  • Chatbots and Business Interactions: RCS allows businesses to engage with customers more effectively through chatbots, providing automated responses, customer support, and facilitating transactions within the messaging interface​​.
  • Advanced Features: RCS supports location sharing, suggested replies, rich link previews, and contact cards, enhancing the messaging experience and making conversations more intuitive and efficient​​.
  • Offline Messaging: RCS supports offline messaging capabilities, ensuring that conversations can continue seamlessly even if one party is temporarily offline​​.
  • Integration with Additional Services: RCS has the potential to integrate with various services such as mobile payments, ticketing, and scheduling, simplifying processes and enhancing convenience​​. (According to Gruber’s article, the RCS standard does not address encryption. Hmmm. Join the upcoming OI-members-only Live Zoom Discussion call to discuss.)

Very few of those items are technically feasible in email, even with interactive technologies like AMP for email.

While there are a bunch of great reasons (IMHO) to suggest that the email team should tackle messaging, there will be a bunch of things for them to learn if they do. RCS isn’t a replacement or substitute for email, but if the trajectory of rich messaging platforms in other markets is any indication, we’ll have to start learning how the two co-exist.

I suspect there’s a pent-up appetite for a uniform rich-messaging experience in the North American market.

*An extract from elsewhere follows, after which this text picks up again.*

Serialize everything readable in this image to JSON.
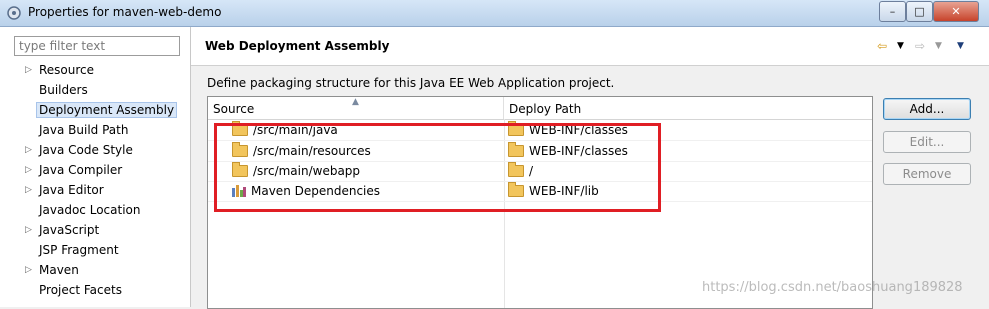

Having seen a few ‘insider’ presentations on what RCS can do, I think there will be some really interesting opportunities for brands to find new ways to connect and serve their markets. Who’s going to run that show for the brands?

I’m probably mangling the quote, but some years back, read that “It’s an observable truth that no railroad company went into the airline business, because they defined themselves as being in the railroad business, not the moving-people-and-goods-over-distance business.” Something for “email marketers” to consider.